Jeremy Hobson: European leaders are gathering this Thursday to come up with a plan to save the Euro. I know, we've heard that before. But this time, things are getting pretty ugly.
Spanish borrowing costs jumped this morning following the country's formal request for a bank bailout. And The tiny Mediterranean island nation of Cyprus says it needs more than $10 billion from it's eurozone partners to avoid default.
For more let's bring in Marketplace's Stephen Beard in London. Good morning.
Stephen Beard: Good morning Jeremy
Hobson: So it seems like it would be hard to say that Cyprus is "too big to fail." It's not exactly Spain or Italy.
Beard: No indeed. As you say it is a small island in the east Mediterranean. Population about a million, with an economy smaller than that of Vermont. But Cyprus is important. It is a member of the eurozone and it has geopolitical importance, too.
Here's Stephen Lewis, chief economist of Monument Securities.
Stephen Lewis: Well, Cyprus occupies a strategic position in the Mediterranean. Not very far from Syria. British have used it as a base for more than a century. In military terms, it has enormous value.
That probably explains why the Russians have already lent Cyprus some $3 billion, and the Chinese are reported to be interested in lending them money too. And that may explain why the eurozone will probably be very keen to bailout Cyprus pretty quick.
Hobson: And this comes right on the heals of the formal request from Spain for a bailout yesterday. It does seem like the pace of bailouts in the eurozone is quickening.
Beard: Yes, very much so. The crisis is certainly spreading. And this bailout application is hugely embarrassing coming as it does on the eve of this latest make-or-break summit to resolve the debt crisis. It's also embarrassing because Cyprus as it happens takes over the revolving presidency of the EU next week.

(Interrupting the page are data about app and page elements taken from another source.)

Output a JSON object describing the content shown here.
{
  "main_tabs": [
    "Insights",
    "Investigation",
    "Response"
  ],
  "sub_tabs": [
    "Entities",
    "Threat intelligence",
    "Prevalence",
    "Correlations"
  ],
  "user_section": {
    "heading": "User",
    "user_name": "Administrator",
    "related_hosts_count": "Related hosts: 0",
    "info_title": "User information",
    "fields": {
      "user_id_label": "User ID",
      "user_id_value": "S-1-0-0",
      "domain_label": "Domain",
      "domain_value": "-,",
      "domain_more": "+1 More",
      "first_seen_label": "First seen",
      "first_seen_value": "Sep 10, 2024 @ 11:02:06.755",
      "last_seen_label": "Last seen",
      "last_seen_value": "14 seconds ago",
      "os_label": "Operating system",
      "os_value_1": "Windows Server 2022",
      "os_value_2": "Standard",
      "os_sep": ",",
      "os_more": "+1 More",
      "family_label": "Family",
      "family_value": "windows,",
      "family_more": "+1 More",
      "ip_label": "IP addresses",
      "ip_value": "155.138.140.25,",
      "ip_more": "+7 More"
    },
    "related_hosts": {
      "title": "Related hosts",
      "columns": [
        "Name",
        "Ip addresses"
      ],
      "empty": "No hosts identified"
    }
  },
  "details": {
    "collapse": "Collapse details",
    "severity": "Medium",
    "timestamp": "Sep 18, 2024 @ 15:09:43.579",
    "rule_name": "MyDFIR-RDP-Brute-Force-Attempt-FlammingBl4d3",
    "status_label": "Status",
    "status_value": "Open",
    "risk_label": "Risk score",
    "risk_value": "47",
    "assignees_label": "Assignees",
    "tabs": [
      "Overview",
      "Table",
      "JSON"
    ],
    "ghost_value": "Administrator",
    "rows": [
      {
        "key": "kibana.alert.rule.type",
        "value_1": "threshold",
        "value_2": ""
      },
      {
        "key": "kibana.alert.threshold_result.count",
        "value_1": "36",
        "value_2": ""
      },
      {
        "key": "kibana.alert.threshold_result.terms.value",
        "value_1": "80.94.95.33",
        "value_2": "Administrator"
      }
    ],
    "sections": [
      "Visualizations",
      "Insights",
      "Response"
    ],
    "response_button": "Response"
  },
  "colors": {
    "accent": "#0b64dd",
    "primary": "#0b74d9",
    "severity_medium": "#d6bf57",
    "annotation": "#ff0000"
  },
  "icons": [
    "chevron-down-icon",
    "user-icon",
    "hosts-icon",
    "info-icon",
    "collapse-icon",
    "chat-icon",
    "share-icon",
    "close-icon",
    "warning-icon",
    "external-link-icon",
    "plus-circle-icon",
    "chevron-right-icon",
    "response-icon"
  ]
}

As a leading Cypriot polotician said, this is a "tragic coincidence."
Hobson: Marketplace's Stephen Beard in London. Thanks a lot.
Beard: Okay Jeremy.